Top Tin Pan Alley lyricist in both New York and Hollywood.

Browse Song Catalog: ASCAP

Lew Brown

Inductee
Born/Died
Inducted

Wrote “Don't Sit Under the Apple Tree With Anyone Else But Me" and “The Beer Barrel Polka.” 

Lew Brown wrote lyrics for some of the most popular songs of the 1920s and 1930s as part of the songwriting team of De Sylva, Brown, and Henderson including “The Best Things in Life are Free”, “I Used to Love You But It’s All Over Now”, “Life Is Just a Bowl of Cherries”, “You’re the Cream in My Coffee” and “Sunny Side Up”.

He was born Louis Brownstein in Odessa, Russia on December 10, 1893. His family brought him to America in 1898 at the age of five and he attended De Witt Clinton High School in the Bronx, New York. While still in his teens, he began writing parodies of popular songs of the day; and eventually began writing original lyrics. His first songwriting partner was Albert von Tilzer, an already established composer fifteen years his senior, and in 1912 they had a hit with "I'm The Lonesomest Gal In Town". In 1916 the pair had another big hit with "If You Were the Only Girl" and in the course of the next few years they had a number of successful songs, one of which, "Give Me the Moonlight, Give Me the Girl", was revived in the 1950s by the popular British singer Frankie Vaughan.

In 1922, Brown met Ray Henderson, a pianist, and composer, and they quickly started writing songs together. Their first hit was "Georgette", introduced in the Greenwich Village Follies of 1922. In 1925, Brown and Henderson were joined by lyricist Buddy De Sylva, creating one of the most influential and popular songwriting and publishing teams in Tin Pan Alley.

With De Sylva and Brown collaborating on the lyrics, and Henderson writing the music, the threesome contributed songs to several Broadway shows including such as George White’s Scandals of 1925 and 1926 which featured the songs "The Birth of the Blues", "Black Bottom", and "Lucky Day". In 1928 the threesomes own Broadway musical, Good News, with a book co-authored by De Sylva, opened in 1927 and ran for 557 performances. Among its hits were “The Best Things In Life Are Free", "Good News", and "Lucky In Love". In 1928, Hold Everything! (book by De Sylva and John McGowan) opened and ran for 413 performances, making a star of Bert Lahr. The songs included “You’re the Cream in My Coffee”. 1929's Follow Thru, again with a book co-authored by De Sylva, ran for 403 performances and introduced “Button Up Your Overcoat” and in the 1930 production of Flying High, Brown for the first time joined De Sylva and John McGowan as book writer, as well, of course, as collaborating with De Sylva on the lyrics. Once again Bert Lahr was in the cast, and the show ran for 347 performances.

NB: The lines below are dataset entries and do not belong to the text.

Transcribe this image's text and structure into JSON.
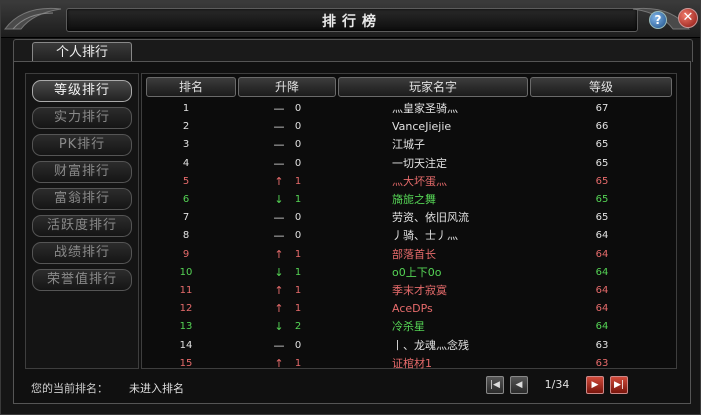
{
  "window": {
    "title": "排行榜"
  },
  "tabs": [
    {
      "label": "个人排行"
    }
  ],
  "sidebar": {
    "items": [
      {
        "label": "等级排行",
        "active": true
      },
      {
        "label": "实力排行",
        "active": false
      },
      {
        "label": "PK排行",
        "active": false
      },
      {
        "label": "财富排行",
        "active": false
      },
      {
        "label": "富翁排行",
        "active": false
      },
      {
        "label": "活跃度排行",
        "active": false
      },
      {
        "label": "战绩排行",
        "active": false
      },
      {
        "label": "荣誉值排行",
        "active": false
      }
    ]
  },
  "table": {
    "headers": {
      "rank": "排名",
      "change": "升降",
      "name": "玩家名字",
      "level": "等级"
    },
    "rows": [
      {
        "rank": "1",
        "arrow": "—",
        "change": "0",
        "name": "灬皇家圣骑灬",
        "level": "67",
        "color": "white"
      },
      {
        "rank": "2",
        "arrow": "—",
        "change": "0",
        "name": "VanceJiejie",
        "level": "66",
        "color": "white"
      },
      {
        "rank": "3",
        "arrow": "—",
        "change": "0",
        "name": "江城子",
        "level": "65",
        "color": "white"
      },
      {
        "rank": "4",
        "arrow": "—",
        "change": "0",
        "name": "一切天注定",
        "level": "65",
        "color": "white"
      },
      {
        "rank": "5",
        "arrow": "↑",
        "change": "1",
        "name": "灬大坏蛋灬",
        "level": "65",
        "color": "red"
      },
      {
        "rank": "6",
        "arrow": "↓",
        "change": "1",
        "name": "旖旎之舞",
        "level": "65",
        "color": "green"
      },
      {
        "rank": "7",
        "arrow": "—",
        "change": "0",
        "name": "劳资、依旧风流",
        "level": "65",
        "color": "white"
      },
      {
        "rank": "8",
        "arrow": "—",
        "change": "0",
        "name": "丿骑、士丿灬",
        "level": "64",
        "color": "white"
      },
      {
        "rank": "9",
        "arrow": "↑",
        "change": "1",
        "name": "部落首长",
        "level": "64",
        "color": "red"
      },
      {
        "rank": "10",
        "arrow": "↓",
        "change": "1",
        "name": "o0上下0o",
        "level": "64",
        "color": "green"
      },
      {
        "rank": "11",
        "arrow": "↑",
        "change": "1",
        "name": "季末才寂寞",
        "level": "64",
        "color": "red"
      },
      {
        "rank": "12",
        "arrow": "↑",
        "change": "1",
        "name": "AceDPs",
        "level": "64",
        "color": "red"
      },
      {
        "rank": "13",
        "arrow": "↓",
        "change": "2",
        "name": "冷杀星",
        "level": "64",
        "color": "green"
      },
      {
        "rank": "14",
        "arrow": "—",
        "change": "0",
        "name": "丨、龙魂灬念残",
        "level": "63",
        "color": "white"
      },
      {
        "rank": "15",
        "arrow": "↑",
        "change": "1",
        "name": "证棺材1",
        "level": "63",
        "color": "red"
      }
    ]
  },
  "footer": {
    "label": "您的当前排名：",
    "value": "未进入排名"
  },
  "pagination": {
    "page": "1/34"
  },
  "colors": {
    "up": "#e66b6b",
    "down": "#55d455",
    "same": "#e2e2e2"
  },
  "icons": {
    "help": "?",
    "close": "✕",
    "first": "|◀",
    "prev": "◀",
    "next": "▶",
    "last": "▶|"
  }
}
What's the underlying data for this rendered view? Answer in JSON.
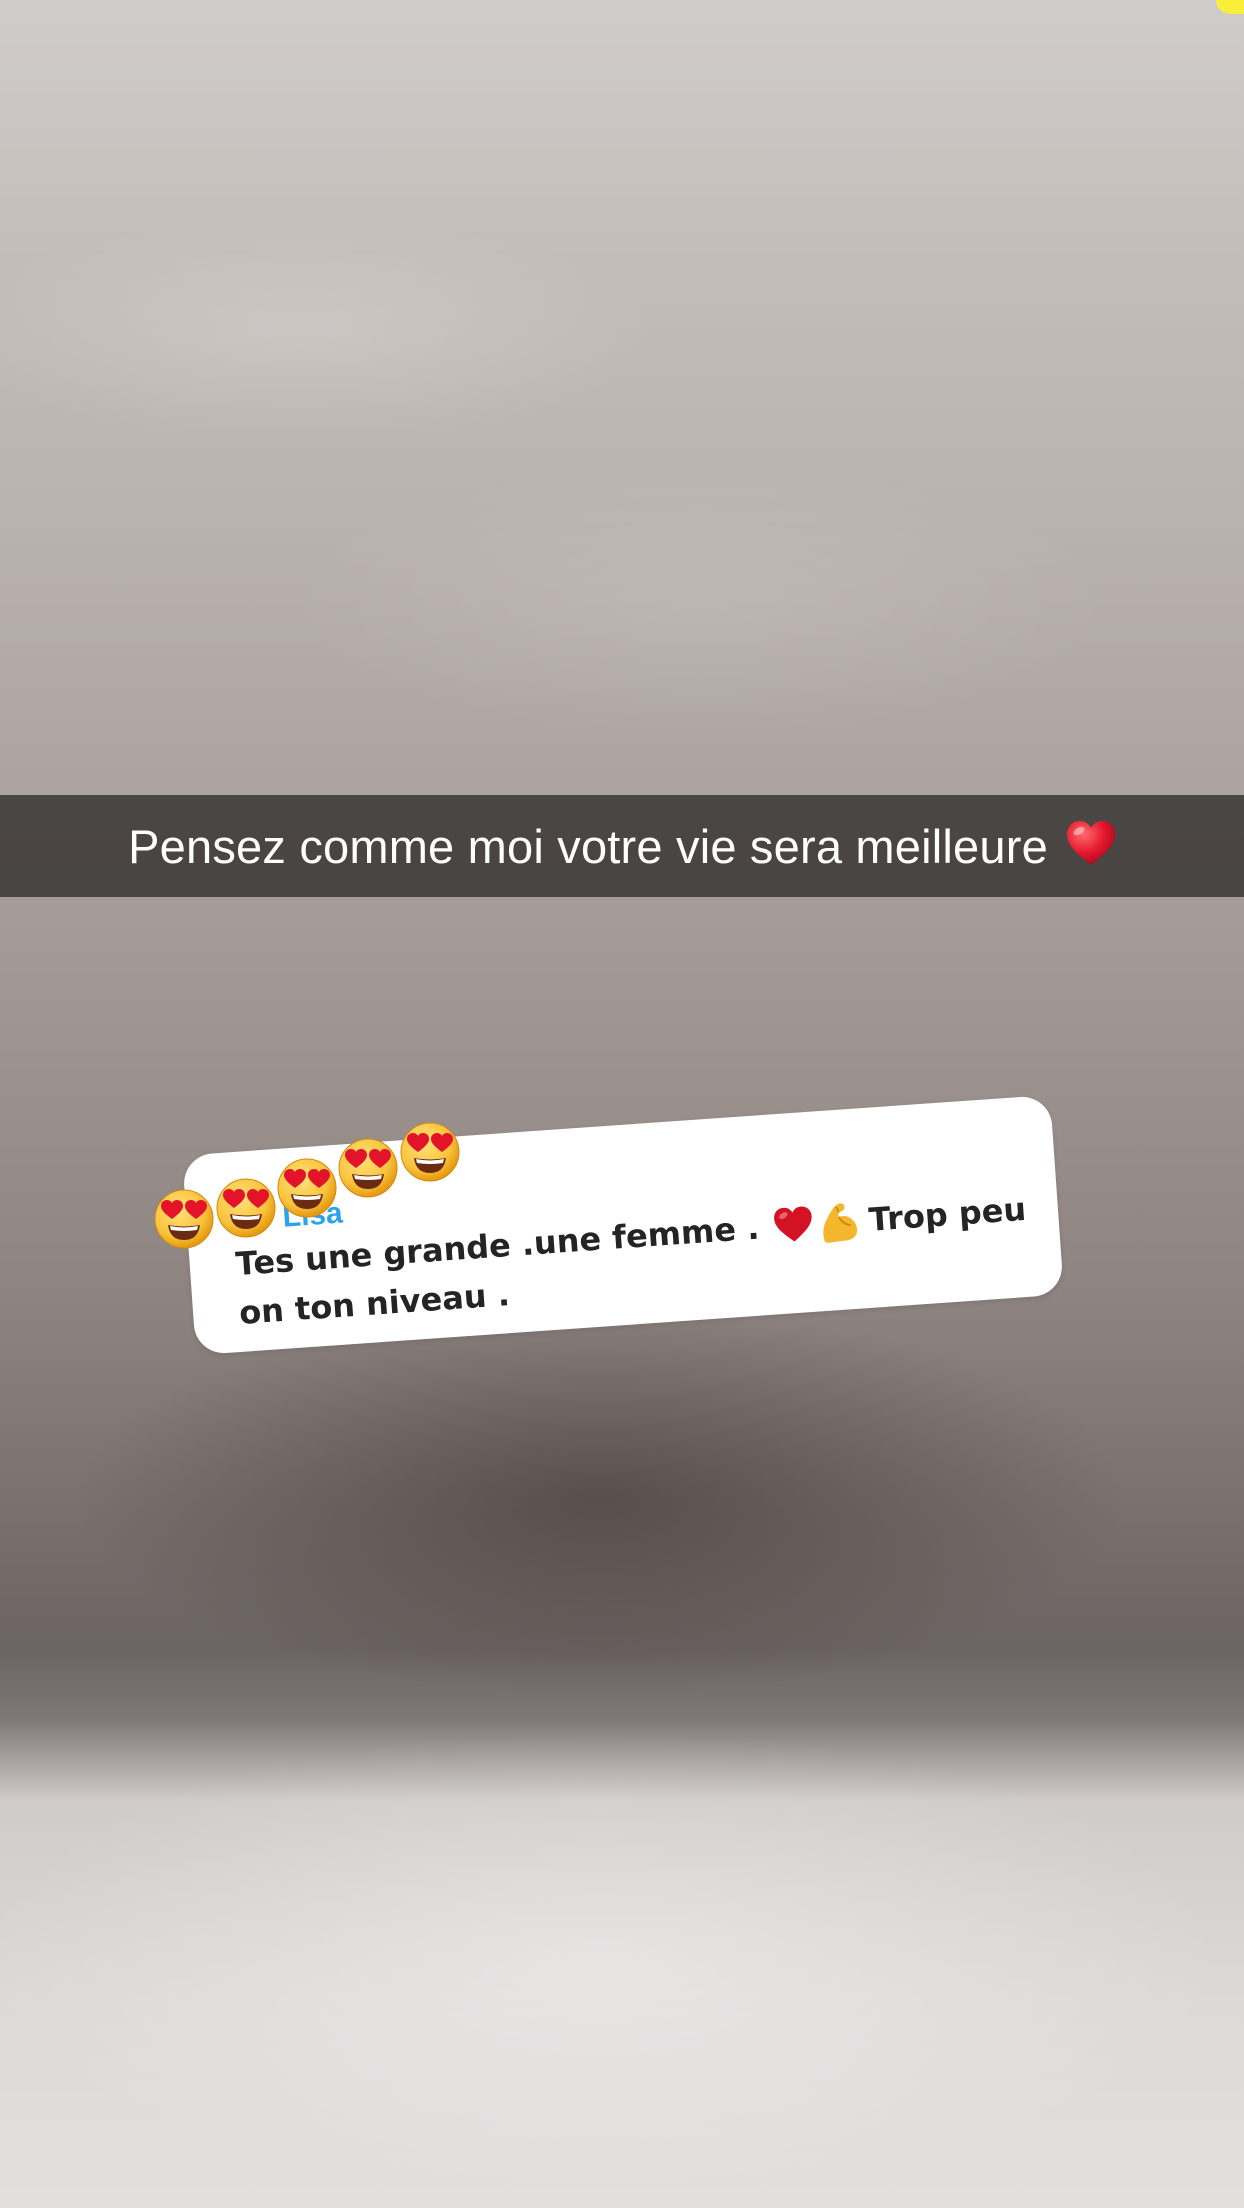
{
  "caption": {
    "text": "Pensez comme moi votre vie sera meilleure",
    "emoji": "red-heart-icon"
  },
  "reply": {
    "sender": "Lisa",
    "line1_before": "Tes une grande .une femme .",
    "line1_after": "Trop peu",
    "line2": "on ton niveau .",
    "inline_emojis": [
      "red-heart-icon",
      "flexed-biceps-icon"
    ]
  },
  "sticker": {
    "emoji": "heart-eyes-face-icon",
    "count": 5
  },
  "colors": {
    "caption_bar": "#282625",
    "caption_text": "#ffffff",
    "sender_name": "#2aa3ea",
    "reply_text": "#242424",
    "heart": "#e0142e",
    "face": "#f9c33c"
  }
}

In 1929, De Sylva, Brown and Henderson sold the publishing firm they had founded in 1925 and moved to Hollywood under contract with Fox studios. Their first film was The Singing Fool, starring Al Jolson, and included the trio's hit songs "Sonny Boy" and "It All Depends On You". Say It With Songs, another Jolson film, including the songs “Little Pal” and “Sunny Side Up” and Just Imagine (the film version of Follow Thru based on their Broadway hit), were both released in 1930.

In 1931, De Sylva left the team to work with other composers, and Brown and Henderson continued working together producing “Life Is Just a Bowl of Cherries" and “The Thrill is Gone” (included in George White’s Scandals of 1931).

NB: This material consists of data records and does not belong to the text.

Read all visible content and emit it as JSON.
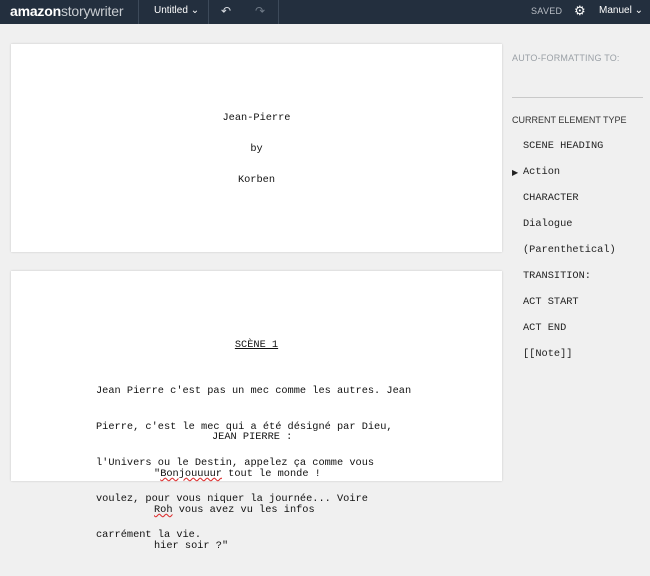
{
  "topbar": {
    "logo_bold": "amazon",
    "logo_light": "storywriter",
    "title": "Untitled",
    "title_caret": "⌄",
    "undo_icon": "↶",
    "redo_icon": "↷",
    "saved": "SAVED",
    "gear": "⚙",
    "user": "Manuel",
    "user_caret": "⌄"
  },
  "page1": {
    "title": "Jean-Pierre",
    "by": "by",
    "author": "Korben"
  },
  "page2": {
    "scene_heading": "SCÈNE 1",
    "action_lines": [
      "Jean Pierre c'est pas un mec comme les autres. Jean",
      "Pierre, c'est le mec qui a été désigné par Dieu,",
      "l'Univers ou le Destin, appelez ça comme vous",
      "voulez, pour vous niquer la journée... Voire",
      "carrément la vie."
    ],
    "character": "JEAN PIERRE :",
    "dialogue": {
      "l1_pre": "\"",
      "l1_err": "Bonjouuuur",
      "l1_post": " tout le monde !",
      "l2_err": "Roh",
      "l2_post": " vous avez vu les infos",
      "l3": "hier soir ?\""
    }
  },
  "panel": {
    "auto_label": "AUTO-FORMATTING TO:",
    "current_label": "CURRENT ELEMENT TYPE",
    "selected_marker": "▶",
    "elements": [
      "SCENE HEADING",
      "Action",
      "CHARACTER",
      "Dialogue",
      "(Parenthetical)",
      "TRANSITION:",
      "ACT START",
      "ACT END",
      "[[Note]]"
    ]
  }
}
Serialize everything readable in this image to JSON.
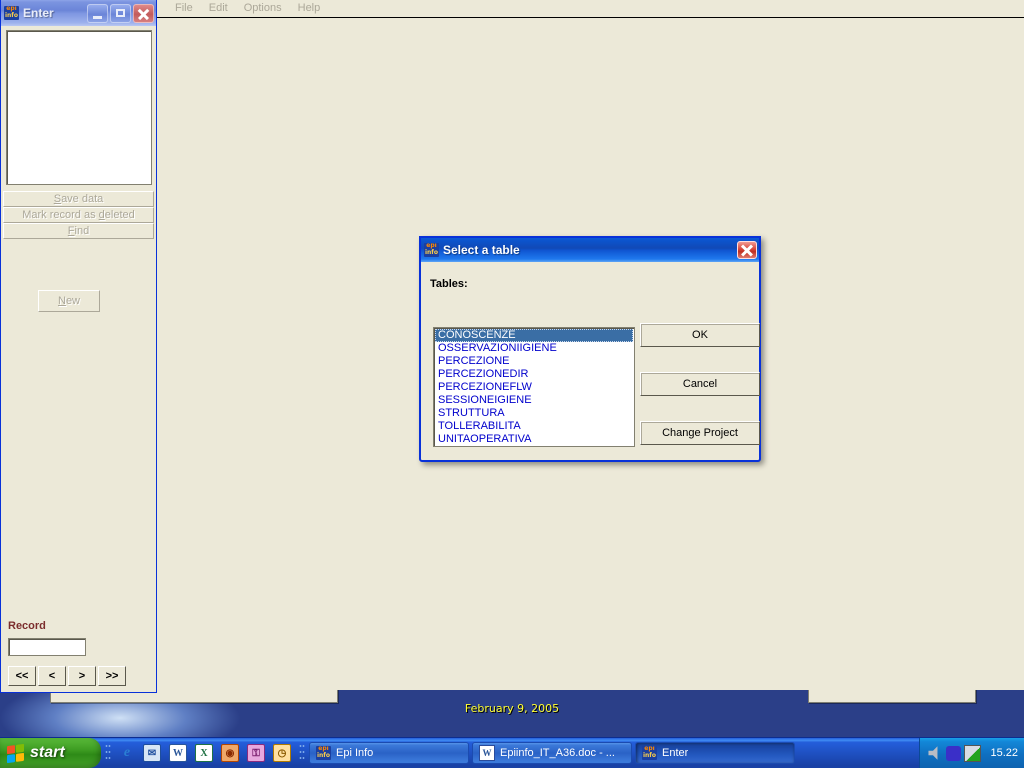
{
  "desktop": {
    "wallpaper_date": "February 9, 2005"
  },
  "enter_window": {
    "title": "Enter",
    "icon": "epiinfo-icon",
    "minimize_label": "Minimize",
    "maximize_label": "Maximize",
    "close_label": "Close",
    "actions": [
      {
        "label_pre": "",
        "accel": "S",
        "label_post": "ave data",
        "name": "save-data-button"
      },
      {
        "label_pre": "Mark record as ",
        "accel": "d",
        "label_post": "eleted",
        "name": "mark-record-deleted-button"
      },
      {
        "label_pre": "",
        "accel": "F",
        "label_post": "ind",
        "name": "find-button"
      }
    ],
    "new_button": {
      "accel": "N",
      "label_post": "ew"
    },
    "record_label": "Record",
    "record_value": "",
    "record_placeholder": "",
    "nav_buttons": [
      "<<",
      "<",
      ">",
      ">>"
    ]
  },
  "main_window": {
    "menu": [
      "File",
      "Edit",
      "Options",
      "Help"
    ]
  },
  "dialog": {
    "title": "Select a table",
    "icon": "epiinfo-icon",
    "close_label": "Close",
    "tables_label": "Tables:",
    "tables": [
      "CONOSCENZE",
      "OSSERVAZIONIIGIENE",
      "PERCEZIONE",
      "PERCEZIONEDIR",
      "PERCEZIONEFLW",
      "SESSIONEIGIENE",
      "STRUTTURA",
      "TOLLERABILITA",
      "UNITAOPERATIVA"
    ],
    "selected_index": 0,
    "buttons": {
      "ok": "OK",
      "cancel": "Cancel",
      "change_project": "Change Project"
    }
  },
  "taskbar": {
    "start_label": "start",
    "quicklaunch": [
      {
        "name": "internet-explorer-icon",
        "glyph": "e",
        "color": "#1a6fc4",
        "bg": "transparent",
        "fg": "#2a7fd4"
      },
      {
        "name": "outlook-express-icon",
        "glyph": "✉",
        "color": "#2a5699",
        "bg": "#d8e6f5",
        "fg": "#1f4e9c"
      },
      {
        "name": "word-icon",
        "glyph": "W",
        "color": "#2a5699",
        "bg": "#ffffff",
        "fg": "#2a5699"
      },
      {
        "name": "excel-icon",
        "glyph": "X",
        "color": "#1f7244",
        "bg": "#ffffff",
        "fg": "#1f7244"
      },
      {
        "name": "media-player-icon",
        "glyph": "◉",
        "color": "#d35400",
        "bg": "#f0a868",
        "fg": "#8a2b00"
      },
      {
        "name": "key-icon",
        "glyph": "⚿",
        "color": "#b33aa3",
        "bg": "#e8a8de",
        "fg": "#7a1f6e"
      },
      {
        "name": "clock-icon",
        "glyph": "◷",
        "color": "#c8860a",
        "bg": "#ffe0a0",
        "fg": "#8a5a00"
      }
    ],
    "tasks": [
      {
        "label": "Epi Info",
        "icon": "epiinfo-icon",
        "active": false
      },
      {
        "label": "Epiinfo_IT_A36.doc - ...",
        "icon": "word-icon",
        "active": false
      },
      {
        "label": "Enter",
        "icon": "epiinfo-icon",
        "active": true
      }
    ],
    "tray": {
      "icons": [
        "volume-icon",
        "audio-device-icon",
        "network-icon"
      ],
      "clock": "15.22"
    }
  }
}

Brown collaborated with other composers, including Con Conrad, Moe Jaffe, Sidney Clare, Harry Warren, Cliff Friend, Harry Akst, Jay Gorney, Louis Alter, and Harold Arlen. In 1937, with composer Sammy Fain, he wrote one of the enduring classics of the American popular song, "That Old Feeling". In 1939, Yokel Boy opened on Broadway with a book by Lew Brown, and lyrics by Lew Brown and Charles Tobias (additionally, Brown produced and directed the show himself). Songs included in this production included “Don't Sit Under the Apple Tree With Anyone Else But Me" and “The Beer Barrel Polka” (with music by Jaromir Vejvoda).

In 1956, Hollywood produced a biographical film about the legendary threesome of De Sylva, Brown and Henderson, entitled The Best Things in Life Are Free. Lew Brown died two years after the release on February 5, 1958, in New York City.

Part of the songwriting team of De Sylva, Brown, and Henderson delivered timeless hits including “The Best Things in Life are Free”, “I Used to Love You But It’s All Over Now”, “Life Is Just a Bowl of Cherries”, and “You’re the Cream in My Coffee.”

Links

Acknowledgements

Biography & Discography:

ASCAP Ace Database (www.ascap.com)

ASCAP Biographical Dictionary, 3rd Edition. Copyright 1966.

Pop Memories: 1890-1954
Whitburn, Joel.
Record Research, Inc. Copyright 1986.